Nowadays, more and more fashion and luxury brands, as well as other market sectors, have to face the challenge of sustainability, which favours a fairer production process that minimises waste.
Therefore, companies adopt the circular economy model, a production and consumption model that tends to extend the life cycle of products, in favour of reuse and recycling.
According to this philosophy, unsold goods can no longer be destroyed, but will instead be placed in a circuit that will allow their recycling in favour of a decidedly more sustainable new production.
Throughout this process, IoT technologies are truly an ally for companies, a concrete tool that allows them to implement the circular economy model quickly and punctually. For example, thanks to the use of rfid tags applied to products, it will be possible to identify unsold items quickly and with absolute precision, thus facilitating the recovery and identification of unsold items to enter them in a new production model.

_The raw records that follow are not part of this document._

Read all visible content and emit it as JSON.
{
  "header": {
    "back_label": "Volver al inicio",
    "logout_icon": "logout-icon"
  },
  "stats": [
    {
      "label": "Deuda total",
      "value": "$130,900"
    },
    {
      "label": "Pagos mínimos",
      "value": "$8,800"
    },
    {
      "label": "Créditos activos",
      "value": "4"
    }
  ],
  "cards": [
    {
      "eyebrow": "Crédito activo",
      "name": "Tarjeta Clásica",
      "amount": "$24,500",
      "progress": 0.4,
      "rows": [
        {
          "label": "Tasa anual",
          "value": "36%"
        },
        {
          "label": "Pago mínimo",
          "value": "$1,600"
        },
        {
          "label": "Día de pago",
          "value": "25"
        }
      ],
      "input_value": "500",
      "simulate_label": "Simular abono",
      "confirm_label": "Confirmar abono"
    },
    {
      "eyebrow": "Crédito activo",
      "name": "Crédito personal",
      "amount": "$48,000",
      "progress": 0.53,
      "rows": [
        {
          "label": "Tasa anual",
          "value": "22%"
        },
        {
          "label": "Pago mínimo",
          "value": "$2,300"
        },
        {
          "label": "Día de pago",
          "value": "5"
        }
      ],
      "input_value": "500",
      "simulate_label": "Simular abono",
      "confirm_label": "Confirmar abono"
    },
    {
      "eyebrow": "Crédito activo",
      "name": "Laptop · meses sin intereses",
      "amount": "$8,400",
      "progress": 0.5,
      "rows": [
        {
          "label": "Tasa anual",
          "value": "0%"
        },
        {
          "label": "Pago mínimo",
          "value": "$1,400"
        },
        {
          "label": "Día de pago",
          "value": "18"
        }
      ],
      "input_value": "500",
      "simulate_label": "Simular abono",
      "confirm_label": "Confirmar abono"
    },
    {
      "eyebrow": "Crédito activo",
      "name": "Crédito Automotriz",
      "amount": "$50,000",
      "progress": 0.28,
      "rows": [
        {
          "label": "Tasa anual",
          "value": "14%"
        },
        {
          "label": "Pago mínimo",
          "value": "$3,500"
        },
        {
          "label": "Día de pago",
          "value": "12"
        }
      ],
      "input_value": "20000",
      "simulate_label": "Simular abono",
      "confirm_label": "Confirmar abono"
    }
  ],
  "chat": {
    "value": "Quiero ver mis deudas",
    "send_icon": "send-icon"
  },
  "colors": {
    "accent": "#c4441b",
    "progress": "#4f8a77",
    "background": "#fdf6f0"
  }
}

Circular Economy: Meaning and Definition
If today companies are increasingly eco-friendly and sustainable, it is also thanks to the position of the European Parliament, which asks brands to adopt concrete strategies in order to reduce waste.
Waste management in the EU is an increasingly sensitive issue as it is estimated that 2.5 billion tons of waste are produced every year in the European Union.
This is an alarming fact that must be managed with the utmost seriousness by all operators in the supply chain.
The trend in which companies find themselves is therefore a shift towards a circular economy model, as required by the European Commission.
In February 2021, the European Parliament voted in favour of the new action plan for circular economy. The goal is to achieve a completely circular, zero-carbon and sustainable economy by 2050.
But what is circular economy in practice then? Let us see together a possible definition that fully clarifies its meaning:
“The circular economy is a model of production and consumption, which involves sharing, leasing, reusing, repairing, refurbishing and recycling existing materials and products as long as possible.
In this way, the life cycle of products is extended, reducing waste to a minimum. When a product reaches the end of its life, its materials are kept within the economy wherever possible. These can be productively used again and again, thereby creating further value.”
Source: Circular economy: definition, importance and benefits